* Work to complete: Using the listing below, copy every line that mentions "JSON".

* Material to process:
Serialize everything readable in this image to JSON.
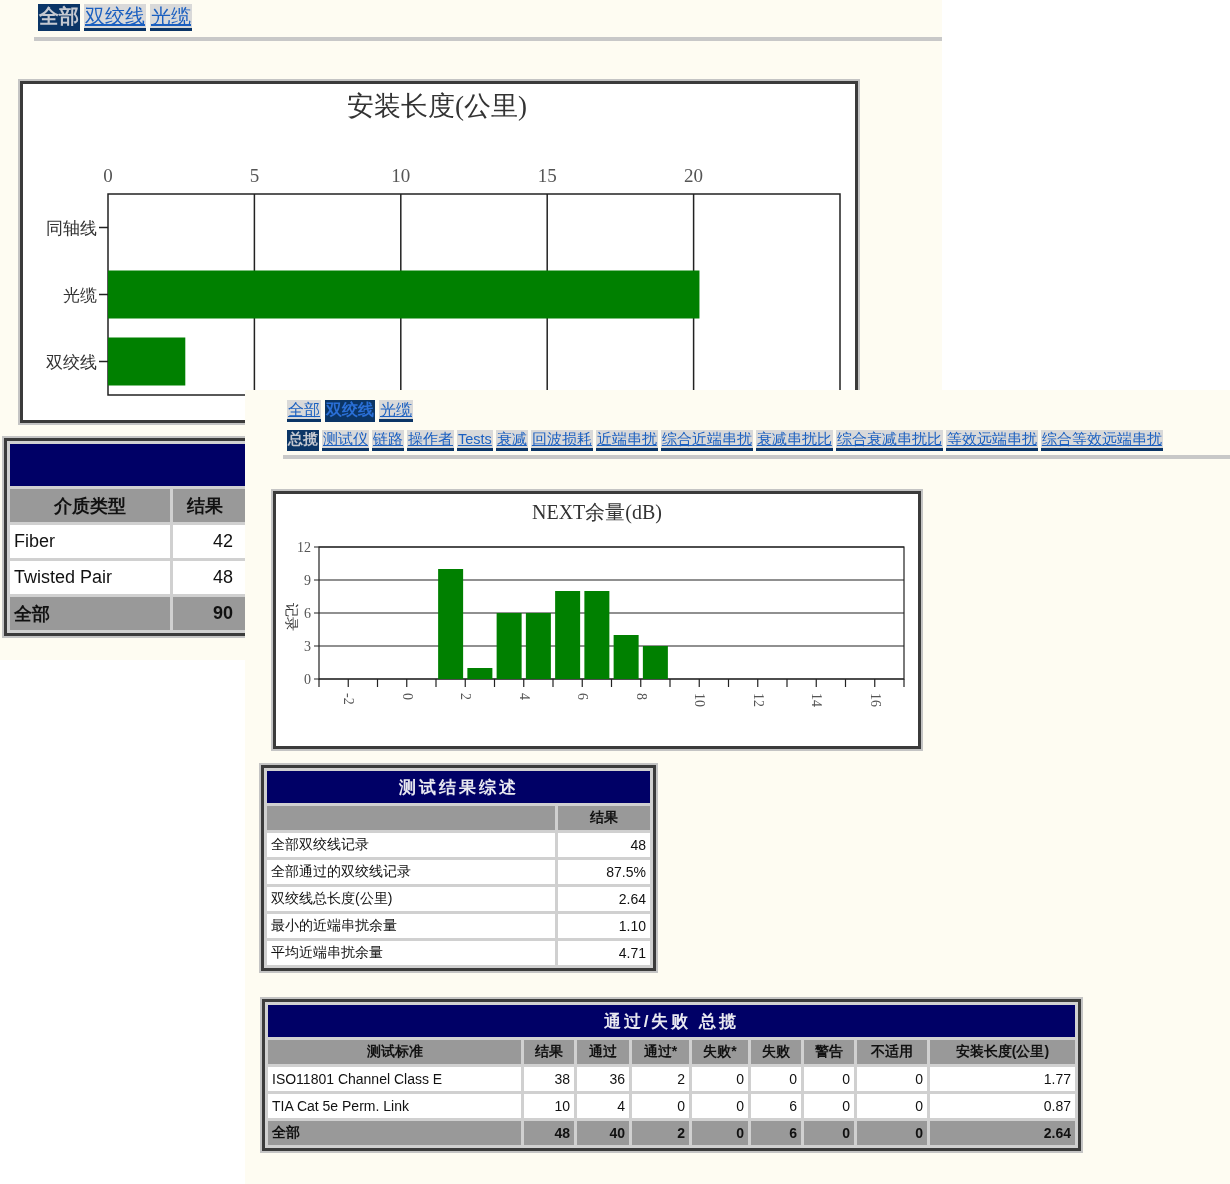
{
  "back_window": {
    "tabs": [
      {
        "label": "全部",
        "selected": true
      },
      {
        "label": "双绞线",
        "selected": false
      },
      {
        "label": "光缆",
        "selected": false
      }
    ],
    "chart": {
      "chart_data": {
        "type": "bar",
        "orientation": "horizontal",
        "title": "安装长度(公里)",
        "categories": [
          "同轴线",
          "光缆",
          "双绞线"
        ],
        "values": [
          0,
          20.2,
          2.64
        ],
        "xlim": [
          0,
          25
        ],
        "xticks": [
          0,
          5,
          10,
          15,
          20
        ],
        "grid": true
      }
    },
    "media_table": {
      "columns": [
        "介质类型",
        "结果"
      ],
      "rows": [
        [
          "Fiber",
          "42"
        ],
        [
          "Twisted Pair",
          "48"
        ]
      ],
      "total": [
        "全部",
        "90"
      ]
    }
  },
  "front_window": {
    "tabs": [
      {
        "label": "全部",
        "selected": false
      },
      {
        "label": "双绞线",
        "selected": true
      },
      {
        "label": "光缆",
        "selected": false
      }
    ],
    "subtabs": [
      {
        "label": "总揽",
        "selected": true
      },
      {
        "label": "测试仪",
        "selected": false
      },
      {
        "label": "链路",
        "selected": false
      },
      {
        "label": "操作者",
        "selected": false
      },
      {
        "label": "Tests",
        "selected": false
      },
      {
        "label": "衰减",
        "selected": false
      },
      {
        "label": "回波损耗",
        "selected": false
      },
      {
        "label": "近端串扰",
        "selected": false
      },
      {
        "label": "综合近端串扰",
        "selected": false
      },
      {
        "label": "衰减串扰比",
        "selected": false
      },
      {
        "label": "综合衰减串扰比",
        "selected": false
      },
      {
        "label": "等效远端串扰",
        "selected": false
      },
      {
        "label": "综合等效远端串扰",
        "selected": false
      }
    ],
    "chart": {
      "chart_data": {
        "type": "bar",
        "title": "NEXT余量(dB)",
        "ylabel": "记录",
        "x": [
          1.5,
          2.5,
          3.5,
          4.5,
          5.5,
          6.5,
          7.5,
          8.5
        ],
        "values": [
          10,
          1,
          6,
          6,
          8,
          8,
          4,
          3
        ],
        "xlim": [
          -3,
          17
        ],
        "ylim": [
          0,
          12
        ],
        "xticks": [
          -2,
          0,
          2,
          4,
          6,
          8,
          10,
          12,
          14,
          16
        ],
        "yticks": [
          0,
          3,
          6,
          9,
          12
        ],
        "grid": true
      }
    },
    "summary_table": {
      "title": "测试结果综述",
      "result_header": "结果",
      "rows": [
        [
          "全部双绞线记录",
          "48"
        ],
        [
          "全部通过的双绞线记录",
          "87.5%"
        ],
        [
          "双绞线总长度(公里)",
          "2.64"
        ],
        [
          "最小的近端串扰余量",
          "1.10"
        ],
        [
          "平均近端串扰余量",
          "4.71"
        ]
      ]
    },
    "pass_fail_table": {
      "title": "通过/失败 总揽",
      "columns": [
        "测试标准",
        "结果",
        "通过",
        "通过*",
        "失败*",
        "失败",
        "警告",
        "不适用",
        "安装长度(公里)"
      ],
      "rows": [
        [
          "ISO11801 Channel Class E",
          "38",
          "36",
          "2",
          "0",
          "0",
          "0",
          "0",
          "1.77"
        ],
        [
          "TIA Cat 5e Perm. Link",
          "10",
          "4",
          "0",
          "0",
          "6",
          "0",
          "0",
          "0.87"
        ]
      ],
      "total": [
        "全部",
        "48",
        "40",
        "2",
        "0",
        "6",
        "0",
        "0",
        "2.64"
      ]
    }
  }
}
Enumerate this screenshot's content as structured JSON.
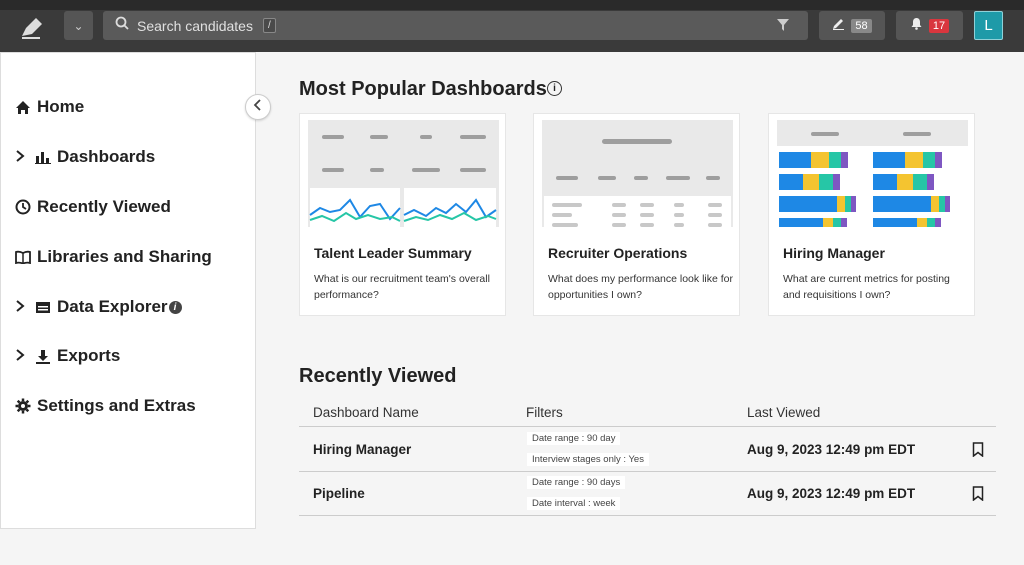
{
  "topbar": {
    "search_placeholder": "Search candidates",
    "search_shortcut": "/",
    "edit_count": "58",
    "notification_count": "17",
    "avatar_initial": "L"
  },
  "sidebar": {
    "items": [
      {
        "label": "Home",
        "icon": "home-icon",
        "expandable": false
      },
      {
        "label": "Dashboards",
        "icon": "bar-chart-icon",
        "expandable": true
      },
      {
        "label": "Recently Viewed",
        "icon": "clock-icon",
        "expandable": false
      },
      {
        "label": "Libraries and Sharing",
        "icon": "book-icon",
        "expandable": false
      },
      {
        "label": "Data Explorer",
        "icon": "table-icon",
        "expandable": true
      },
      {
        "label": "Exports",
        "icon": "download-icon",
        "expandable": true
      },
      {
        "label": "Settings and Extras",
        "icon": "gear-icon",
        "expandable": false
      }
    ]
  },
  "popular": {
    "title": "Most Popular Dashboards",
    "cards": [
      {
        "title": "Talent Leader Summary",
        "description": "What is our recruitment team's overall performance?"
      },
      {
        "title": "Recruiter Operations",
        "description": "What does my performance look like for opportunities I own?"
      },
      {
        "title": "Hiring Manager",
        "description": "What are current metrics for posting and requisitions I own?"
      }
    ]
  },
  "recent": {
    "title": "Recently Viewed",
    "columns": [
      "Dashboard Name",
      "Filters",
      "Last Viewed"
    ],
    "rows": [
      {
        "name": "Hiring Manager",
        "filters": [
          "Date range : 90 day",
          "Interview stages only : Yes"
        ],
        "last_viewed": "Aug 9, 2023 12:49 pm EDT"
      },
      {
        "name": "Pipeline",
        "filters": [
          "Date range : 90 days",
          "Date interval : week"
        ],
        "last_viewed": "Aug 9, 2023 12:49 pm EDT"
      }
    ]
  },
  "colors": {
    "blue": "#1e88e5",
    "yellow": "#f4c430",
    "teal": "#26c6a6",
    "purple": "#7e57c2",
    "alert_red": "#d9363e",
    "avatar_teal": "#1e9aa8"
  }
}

* Response area:
Serialize everything readable in this image to JSON.
Enumerate this screenshot's content as structured JSON.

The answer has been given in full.